India's Public Health Disaster, from Eric Margolis, 12/6/14.
Antibiotic Apocalypse Now, from Business Insider, 12/7/14:
In India, that scenario may already be unfolding.The Anti-Gnostic, from 1/4/14:
Last year, 58,000 newborns there died of bacterial infections that didn't respond to antibiotics. "While that is still a fraction of the nearly 800,000 newborns who die annually in India," Gardiner Harris writes in The Times, "Indian pediatricians say that the rising toll of resistant infections could soon swamp efforts to improve India’s abysmal infant death rate." (India already has one of the highest rates of newborn death in the world.)
"Five years ago, we almost never saw these kinds of infections," New Delhi neonatologist Neelam Kler told The Times. "Now, close to 100% of the babies referred to us have multi-drug resistant infections. It's scary."
The bacteria are likely transferred to newborns from the mother, who comes into contact with them just like everyone else — via the water, animals, and soil in her surroundings. Unlike adults, however, newborns are especially vulnerable to infection since their immune systems haven't had a chance to develop completely yet.
A nightmarish combination of crowded slums, a lack of toilets, and the country's severe over-reliance on antibiotics (doctors and pharmacists give them out for everything from undiagnosed to mild infections) is making India's problem worse. Plus, getting antibiotics almost never requires a prescription .
That's not to say severe infections — ones that actually require antibiotic treatment — don't happen. With half the population relieving themselves outdoors, bacterial infections are rampant. Powerless to address the root problems, however, doctors simply give out as many antibiotics as they can.
FDA acts decisively to curb super-bug threatMy prescience is not limited to the future direction of the environmental movement and public health. On June 17, 2014, I made the point that Iraq, among other countries in the region, no longer existed. Here's unz.com's Andrew Bacevich, in goggle-eyed amazement at a friend reaching the same conclusion on November 23, 2014.
By banning your hand soap.
... And of course, never a word about the fact that most countries on the globe lack the technology and know-how for functioning sewage systems and waste disposal, as the denizens of such places are enthusiastically welcomed here.

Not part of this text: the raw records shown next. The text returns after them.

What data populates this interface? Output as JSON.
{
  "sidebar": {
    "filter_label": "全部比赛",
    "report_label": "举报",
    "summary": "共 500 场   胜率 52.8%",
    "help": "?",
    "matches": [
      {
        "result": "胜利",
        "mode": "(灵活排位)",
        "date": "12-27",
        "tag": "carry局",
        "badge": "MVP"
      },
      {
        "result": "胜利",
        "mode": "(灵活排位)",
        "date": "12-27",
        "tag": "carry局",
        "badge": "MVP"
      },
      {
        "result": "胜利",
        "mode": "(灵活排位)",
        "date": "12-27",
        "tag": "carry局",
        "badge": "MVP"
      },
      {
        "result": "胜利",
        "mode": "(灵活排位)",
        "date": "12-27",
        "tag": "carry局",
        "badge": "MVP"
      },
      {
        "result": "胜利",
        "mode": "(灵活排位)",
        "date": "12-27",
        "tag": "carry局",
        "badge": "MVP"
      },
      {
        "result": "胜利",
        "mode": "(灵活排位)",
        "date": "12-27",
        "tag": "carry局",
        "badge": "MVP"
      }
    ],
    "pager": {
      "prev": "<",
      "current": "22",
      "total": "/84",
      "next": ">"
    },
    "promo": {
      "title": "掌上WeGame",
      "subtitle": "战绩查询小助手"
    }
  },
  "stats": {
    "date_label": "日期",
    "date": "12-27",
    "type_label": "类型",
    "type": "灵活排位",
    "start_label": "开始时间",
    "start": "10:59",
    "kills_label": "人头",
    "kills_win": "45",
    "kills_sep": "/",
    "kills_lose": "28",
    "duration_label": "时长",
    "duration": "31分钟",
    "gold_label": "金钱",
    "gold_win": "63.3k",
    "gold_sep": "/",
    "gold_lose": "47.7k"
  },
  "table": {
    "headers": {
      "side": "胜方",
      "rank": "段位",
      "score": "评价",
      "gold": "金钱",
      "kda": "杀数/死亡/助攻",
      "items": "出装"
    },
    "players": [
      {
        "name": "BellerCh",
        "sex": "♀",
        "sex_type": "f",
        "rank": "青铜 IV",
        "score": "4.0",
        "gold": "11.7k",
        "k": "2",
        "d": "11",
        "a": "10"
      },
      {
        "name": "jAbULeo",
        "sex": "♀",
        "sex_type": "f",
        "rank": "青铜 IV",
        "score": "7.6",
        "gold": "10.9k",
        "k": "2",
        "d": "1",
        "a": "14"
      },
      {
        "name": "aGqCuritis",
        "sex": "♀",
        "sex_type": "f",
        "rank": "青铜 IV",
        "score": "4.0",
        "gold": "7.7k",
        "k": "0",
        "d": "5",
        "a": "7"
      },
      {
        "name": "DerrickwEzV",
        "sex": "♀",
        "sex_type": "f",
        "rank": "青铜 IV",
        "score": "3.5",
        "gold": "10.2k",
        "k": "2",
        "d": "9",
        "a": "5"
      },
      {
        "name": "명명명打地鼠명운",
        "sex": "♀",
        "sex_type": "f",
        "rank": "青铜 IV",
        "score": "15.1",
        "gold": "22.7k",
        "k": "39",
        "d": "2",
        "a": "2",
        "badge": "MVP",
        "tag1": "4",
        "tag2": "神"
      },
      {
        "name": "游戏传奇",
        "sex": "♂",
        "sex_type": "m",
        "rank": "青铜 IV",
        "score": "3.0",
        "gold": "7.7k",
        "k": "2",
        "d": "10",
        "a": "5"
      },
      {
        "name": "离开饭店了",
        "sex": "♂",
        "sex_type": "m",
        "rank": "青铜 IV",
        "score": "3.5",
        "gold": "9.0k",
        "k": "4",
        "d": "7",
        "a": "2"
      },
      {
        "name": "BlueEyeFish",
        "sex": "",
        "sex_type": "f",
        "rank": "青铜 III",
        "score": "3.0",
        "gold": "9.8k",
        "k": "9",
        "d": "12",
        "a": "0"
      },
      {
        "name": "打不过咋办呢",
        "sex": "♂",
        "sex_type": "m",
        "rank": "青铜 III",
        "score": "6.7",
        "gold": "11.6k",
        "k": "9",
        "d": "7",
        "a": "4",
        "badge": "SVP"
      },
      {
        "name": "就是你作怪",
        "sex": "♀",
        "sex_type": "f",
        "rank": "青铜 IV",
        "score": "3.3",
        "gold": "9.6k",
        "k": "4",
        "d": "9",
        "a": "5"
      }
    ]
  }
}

“Iraq no longer exists.” My young friend M, sipping a cappuccino, is deadly serious. We are sitting in a scruffy restaurant across the street from the Cathedral of St. John the Divine on Manhattan’s Upper West Side. It’s been years since we’ve last seen each another. It may be years before our paths cross again. As if to drive his point home, M repeats himself: “Iraq just doesn’t exist.”Ah, man. Where's my research grant?
His is an opinion grounded in experience. As an enlisted soldier, he completed two Iraq tours, serving as a member of a rifle company, before and during the famous Petraeus “surge.” After separating from the Army, he went on to graduate school where he is now writing a dissertation on insurgencies. Choosing the American war in Iraq as one of his cases, M has returned there to continue his research.
In the past week, Steve Sailer called the narrative-breakdown on Rolling Stone magazine's lurid account of a gang-rape at the University of Virginia. Way back in November 2013, I made the same call on the NFL's Martin/Incognito dust-up.
The sad part is not so much being right on troubling, consequential matters; it's that the supposed professionals are so slow on the uptake.
Or, as Vox Day notes on the apparent drying-up and blowing away of the venerable New Republic, that's actually the good news. Professional writers expect middle-class incomes for their mediocre, dated, and frequently erroneous storylines. Myself and the folks in that blogroll on the left are doing it for free.
In other words, a small group of people will no longer enjoy the stranglehold they once possessed over politics, literature, philosophy, history, religion, music, and fine art, to "set the terms of Washington’s debates" and tell readers "what they should care about". [Recall Vox.com's fatuous mission statement to, "Explain the news."]Let the creative destruction begin.
This is supposed to be a bad thing? Are you kidding me?
The New Republic is gone. It would be a good thing for the American Right if National Review followed suit.